About a month ago, I mentioned that novelist Jonathan Kellerman has recently published a book titled With Strings Attached: The Art and Beauty of Vintage Guitars, which is about his stellar guitar collection. I’ve since had a chance to read the book, and it is fantastic. The photos are gorgeous, and Mr. Kellerman includes detailed descriptions about many of the guitars. Not only is the book fantastic, but the guitar collection is fantastic, as well.
Mr. Kellerman was kind enough to answer a few questions about his guitar collection for us:
Guitar Lifestyle: What criteria do you look for when selecting guitars for your collection?
Jonathan Kellerman: Sound. Sound, and sound. LOL. Seriously, although tone is always paramount, I’m attracted to instruments that require high degrees of craftsmanship – premium archtops, classicals, deluxe flattops such as prewar Martin 45’s. But really, anything well-made that sounds great. However, given limitations of space, time, and funds, one does need to be selective. Though I have amassed around 120 guitars, they were acquired over a 35 year period. So you can see that the rate of acquisition wasn’t that high (by guitar addict standards.) I used to trade up, but once I started finding really great stuff, I stopped. One of my great pleasures is finding an old instrument that was rarely, if ever played, and opening it up.
GL: Is there one particular guitar that stands out as the “pride” of your collection, or are they like kids…you can’t pick a favorite?
JK: I used to answer that question with the old it’s-like-choosing among my kids reply. But now that I’ve owned – and have played Torres F.E.17, I have to say it’s the one I’d keep if I was stuck on a desert island. The history, provenance and sound are profound and I feel privileged to be the custodian of such a fabulous, historically and eminently playable instrument. Leading to your next question:
GL: I noticed in the book that you have an enviable collection of classical guitars, including two built by Antonio de Torres and one that once belonged to Francisco Tarrega. What is it like to own and play a guitar like that with so much history attached to it?
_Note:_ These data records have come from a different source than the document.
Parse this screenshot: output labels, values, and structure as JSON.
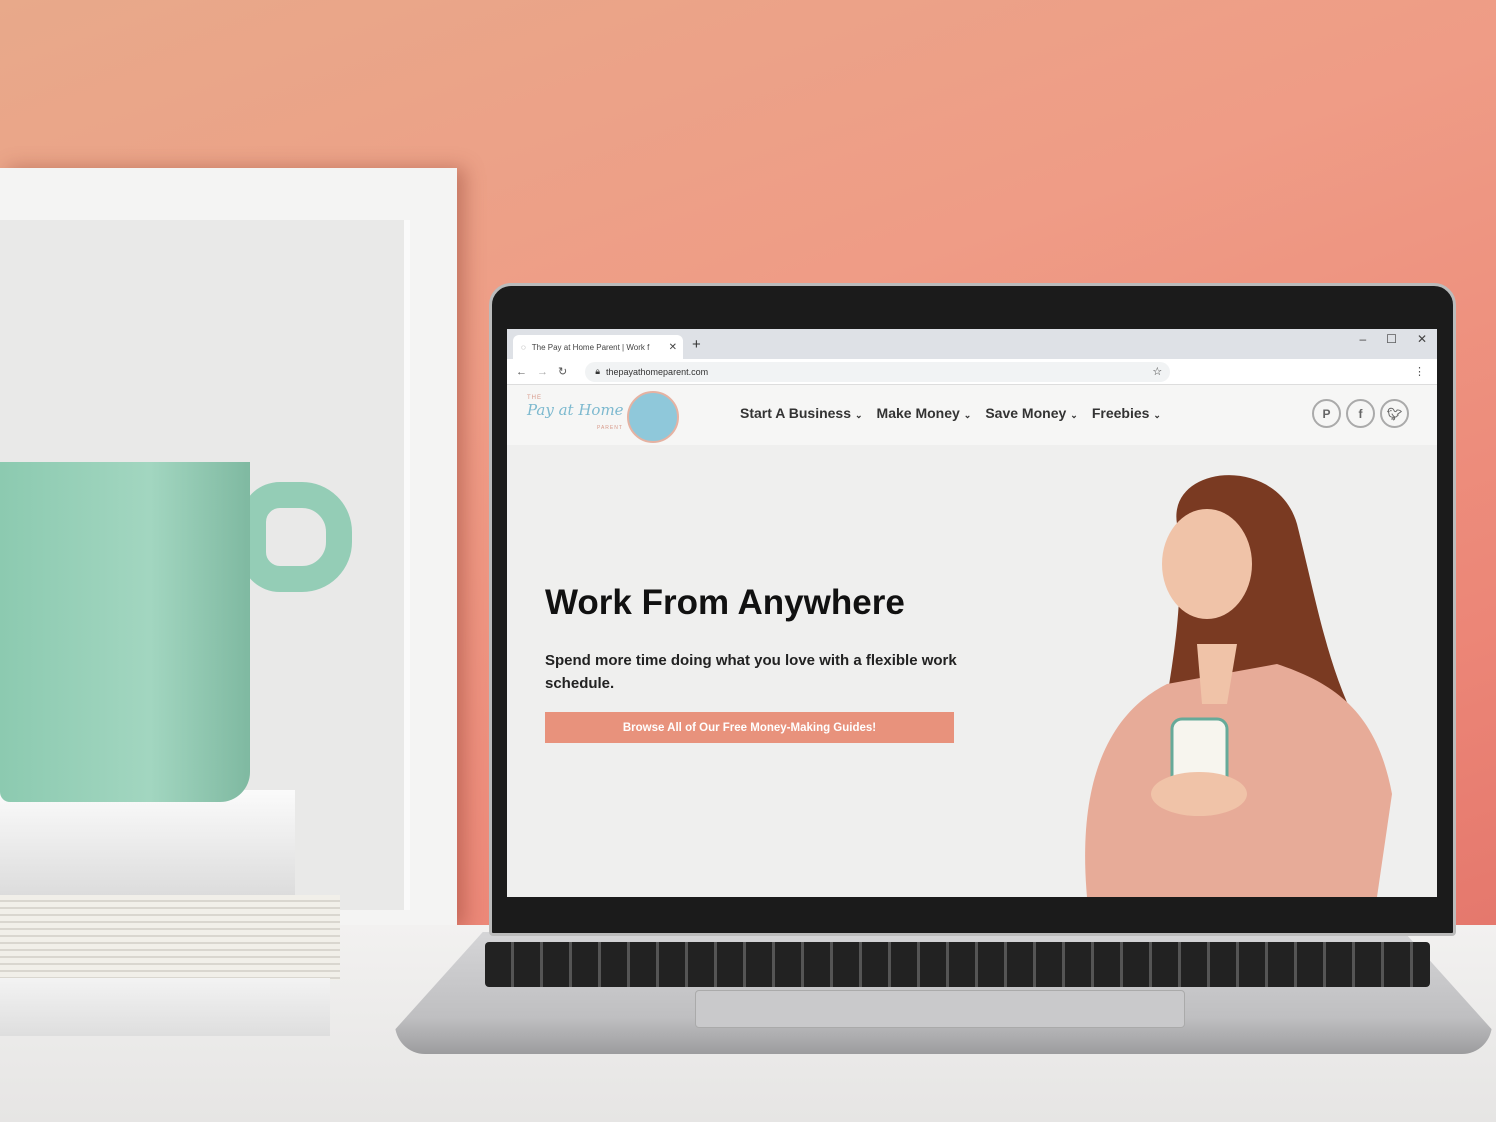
{
  "browser": {
    "tab_title": "The Pay at Home Parent | Work f",
    "new_tab": "+",
    "url": "thepayathomeparent.com",
    "window_controls": [
      "–",
      "☐",
      "✕"
    ]
  },
  "site": {
    "logo": {
      "the": "THE",
      "name": "Pay at Home",
      "parent": "PARENT"
    },
    "nav": [
      {
        "label": "Start A Business"
      },
      {
        "label": "Make Money"
      },
      {
        "label": "Save Money"
      },
      {
        "label": "Freebies"
      }
    ],
    "social": [
      "pinterest-icon",
      "facebook-icon",
      "twitter-icon"
    ],
    "hero": {
      "title": "Work From Anywhere",
      "subtitle": "Spend more time doing what you love with a flexible work schedule.",
      "cta": "Browse All of Our Free Money-Making Guides!"
    },
    "colors": {
      "accent": "#e8927c",
      "logo_blue": "#7db9cf",
      "background": "#efefee"
    }
  }
}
JK: The experience of playing a composition by Tarrega on Tarrega’s own guitar is as close to guitar nirvana as I could ever get. It’s a smallish instrument with an amazingly large tone and despite fragile construction and multiple restorations – include some butchery – it sounds amazing, with a strong bass and those bell-like trebles for which Torres was acclaimed. It is truly a piece of usable art.
GL: You mentioned in the book that you have passed on buying a 1959 Les Paul several times throughout the years. Given their skyrocketing value, do you ever plan to add one to your collection?
JK: Flametops remain too high for me, though I have noticed some serious drops in price due to the current financial situation. That may be because the prices were driven up by investment-oriented hedge-fund types who are now divesting, but I can’t be sure of that. Think about it: 58-60 LP’s are great guitars, but they were factory made out of solid wood, and well over 1000 were manufactured. Yet, they still sell for more than double what that Torres cost. I’ll be watching the market, though, to see if prices reach a point that I find comfortable. In the end, it’s subjective.
GL: Do you have any advice for others who are looking to build a guitar collection?
JK: I’d say do your research and self-educate meticulously, play as many examples of your target guitars as you can find so you can make an intelligent choice, be aware of the market and avoid over-paying – for example, when buying at auction, set your max and don’t go past it. Most important, buy what excites you – a guitar you’re really going to enjoy playing, rather than what you think will be a good investment.
A very special thanks to Jonathan Kellerman for taking the time to answer these questions. I highly recommend With Strings Attached: The Art and Beauty of Vintage Guitars as well as any of Kellerman’s novels.